In this section you can find the crests of almost 2400 settlements of Hungary with notes. Find the starting letter of the settlement in the list and click if you want to see it.
(The County of Hajdú-Bihar)
The coat-of-arms is shield-shaped.
The charges are two lions rampant-combatant, queue fourché, langued and armed gules, holding jointly with their paws a straight sword, on the tip of which the chopped-off head of a Turkish enemy is borne transfixed.
The charges are all proper, borne against the field azure of the shield. Across the top a barred helmet affronté, ensigned by a crown or. The mantling is on the dexter azure and or, on the sinister gules and argent.
The coat-of-arms of a settlement, a village or a town is a symbol visually expressing the local spirit, the stages of the history of the place in a compact way and, at the same time, referring to the deep emotional inter-relatedness between the individual and his environment.
The earliest time when Hungarian towns used coats-of-arms was the 13th century, whereas the first recorded bestowal dates back to 1369 (the town of Kassa).
Following sporadic early examples from the Middle Ages, the practice of using coats-of-arms by villages on their seals became widespread practice in the 17th century, with charges usually referring to some kind of agricultural activity. This was the time when practically all settlements had their coats-of-arms, but those of the minor ones dwelled by serfs ignored the rules of heraldic conventions. The coat-of-arms of the town of Derecske also goes back to such humble beginnings.
The most important data of the settlement's history are its first mention in 1291-4 by the document called the Regestrum of Várad, and its position in 1311 as part of the estate of Debrecen. Before the Turkish reign Derecske used to be a big settlement, but the line of its owners is hard to detect.
There are several early 17th-century data, according to which Haiduk soldiers used to live in the area, but the town's status as a privileged Haiduk settlement can credibly be justified only as of 1631. This was the year when the Transylvanian prince György Rákóczi I, by his deed issued at Gyulafehérvár, settled 1,000 Haiduk warriors led by General András Erdélyi, former Captain of Böszörmény. Thus Derecske became one of the settlements called "minor Haiduk towns" in the county of Bihar. For the Transylvanian princes these places primarily meant reliable military bases. This service of theirs was rewarded by privileges, which they wanted to get renewed after the Turkish reign as well. In 1702, however, the Habsburg ruler mortgaged the areas to the ducal Esterházy family. Then, in 1745, as provided by the gift of deed by Empress Marie Theresa, Derecske obtained perennial rights as the centre of the Esterházy estate.
The inhabitants of Derecske, together with other settlements, hoped to regain their privileges in a lawsuit of long standing. Although they were not successful, they managed to keep the issue on the agenda until the abolition of serfdom. This explains for the fact that even during the period of subjugation as serfs, they displayed their one-time privileges on their coat-of-arms and used their 17th-century seals, which emphasized their military virtues. Although in 1631 Derecske was not granted a coat-of-arms of its own, on the basis of the above it clearly follows that the settlement used a seal bearing a coat-of-arms of this kind.

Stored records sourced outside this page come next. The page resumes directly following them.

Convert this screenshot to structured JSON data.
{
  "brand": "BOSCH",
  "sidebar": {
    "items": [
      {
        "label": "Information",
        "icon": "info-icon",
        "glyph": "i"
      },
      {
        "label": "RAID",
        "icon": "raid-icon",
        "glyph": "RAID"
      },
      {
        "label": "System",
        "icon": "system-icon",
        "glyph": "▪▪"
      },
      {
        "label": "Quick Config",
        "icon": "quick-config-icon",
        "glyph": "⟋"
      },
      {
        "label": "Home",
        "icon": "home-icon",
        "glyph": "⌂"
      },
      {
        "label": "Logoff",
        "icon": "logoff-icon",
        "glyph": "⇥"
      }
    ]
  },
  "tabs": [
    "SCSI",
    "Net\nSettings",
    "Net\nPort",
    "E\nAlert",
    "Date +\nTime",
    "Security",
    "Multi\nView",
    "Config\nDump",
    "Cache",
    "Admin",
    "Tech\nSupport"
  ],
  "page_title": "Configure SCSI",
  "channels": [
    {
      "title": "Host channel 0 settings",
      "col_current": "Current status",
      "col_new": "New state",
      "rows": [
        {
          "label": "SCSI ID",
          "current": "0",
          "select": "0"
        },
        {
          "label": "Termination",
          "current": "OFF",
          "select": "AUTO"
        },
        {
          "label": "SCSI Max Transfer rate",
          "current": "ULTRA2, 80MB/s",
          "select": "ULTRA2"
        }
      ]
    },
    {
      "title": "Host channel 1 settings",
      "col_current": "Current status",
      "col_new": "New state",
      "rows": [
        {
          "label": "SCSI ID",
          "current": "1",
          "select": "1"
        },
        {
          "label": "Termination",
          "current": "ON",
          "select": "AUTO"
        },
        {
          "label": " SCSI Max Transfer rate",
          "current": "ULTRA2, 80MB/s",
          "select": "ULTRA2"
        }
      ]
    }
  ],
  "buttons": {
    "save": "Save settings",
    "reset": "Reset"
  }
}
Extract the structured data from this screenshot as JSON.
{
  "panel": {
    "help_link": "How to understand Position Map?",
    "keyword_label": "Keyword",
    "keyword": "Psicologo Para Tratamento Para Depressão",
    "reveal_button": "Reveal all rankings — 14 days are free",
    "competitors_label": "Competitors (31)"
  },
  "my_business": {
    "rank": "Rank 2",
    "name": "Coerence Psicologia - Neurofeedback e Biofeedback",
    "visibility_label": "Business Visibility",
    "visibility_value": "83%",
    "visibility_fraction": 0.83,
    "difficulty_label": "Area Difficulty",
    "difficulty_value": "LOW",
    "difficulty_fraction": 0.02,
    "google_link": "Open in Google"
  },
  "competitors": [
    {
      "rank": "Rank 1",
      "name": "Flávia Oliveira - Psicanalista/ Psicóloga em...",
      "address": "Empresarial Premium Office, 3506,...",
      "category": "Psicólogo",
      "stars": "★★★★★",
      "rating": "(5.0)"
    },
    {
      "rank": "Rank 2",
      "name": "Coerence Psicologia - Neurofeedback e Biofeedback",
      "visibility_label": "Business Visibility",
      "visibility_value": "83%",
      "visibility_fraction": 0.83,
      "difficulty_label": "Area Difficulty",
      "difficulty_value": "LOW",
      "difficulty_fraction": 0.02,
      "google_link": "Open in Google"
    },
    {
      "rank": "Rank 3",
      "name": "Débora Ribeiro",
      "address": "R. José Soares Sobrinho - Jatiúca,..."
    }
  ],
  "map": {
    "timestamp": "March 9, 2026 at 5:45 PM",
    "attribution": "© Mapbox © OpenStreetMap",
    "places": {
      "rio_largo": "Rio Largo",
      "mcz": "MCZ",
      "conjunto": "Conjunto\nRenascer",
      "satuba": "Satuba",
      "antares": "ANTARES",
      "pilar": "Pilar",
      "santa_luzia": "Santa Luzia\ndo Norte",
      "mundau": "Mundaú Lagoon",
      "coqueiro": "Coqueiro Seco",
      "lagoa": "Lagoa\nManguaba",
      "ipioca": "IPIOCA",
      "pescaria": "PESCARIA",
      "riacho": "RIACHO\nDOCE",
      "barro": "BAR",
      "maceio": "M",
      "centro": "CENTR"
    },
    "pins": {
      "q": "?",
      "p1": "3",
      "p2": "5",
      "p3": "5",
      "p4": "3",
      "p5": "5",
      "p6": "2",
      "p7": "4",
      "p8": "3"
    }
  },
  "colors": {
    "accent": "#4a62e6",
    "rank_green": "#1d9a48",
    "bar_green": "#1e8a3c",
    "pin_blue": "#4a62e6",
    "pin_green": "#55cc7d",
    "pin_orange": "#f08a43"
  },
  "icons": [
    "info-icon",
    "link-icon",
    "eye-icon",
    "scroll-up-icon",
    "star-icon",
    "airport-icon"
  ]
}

The seal was made in 1749, and its charge served as the basis of today's coat-of-arms. (The legend reads Sigillum Oppidi Deretske 1749.)
The seal's charge bears two lions rampant-combatant, fourchée (double-tailed), langued (with their tongues thrust out), jointly holding with their paws a straight sword, on the tip of which the chopped-off head of an enemy warrior (possibly a Turk's head) can be seen.
This is the charge on the basis of which the Body of Representatives had the town's present-day coat-of-arms made in 1991.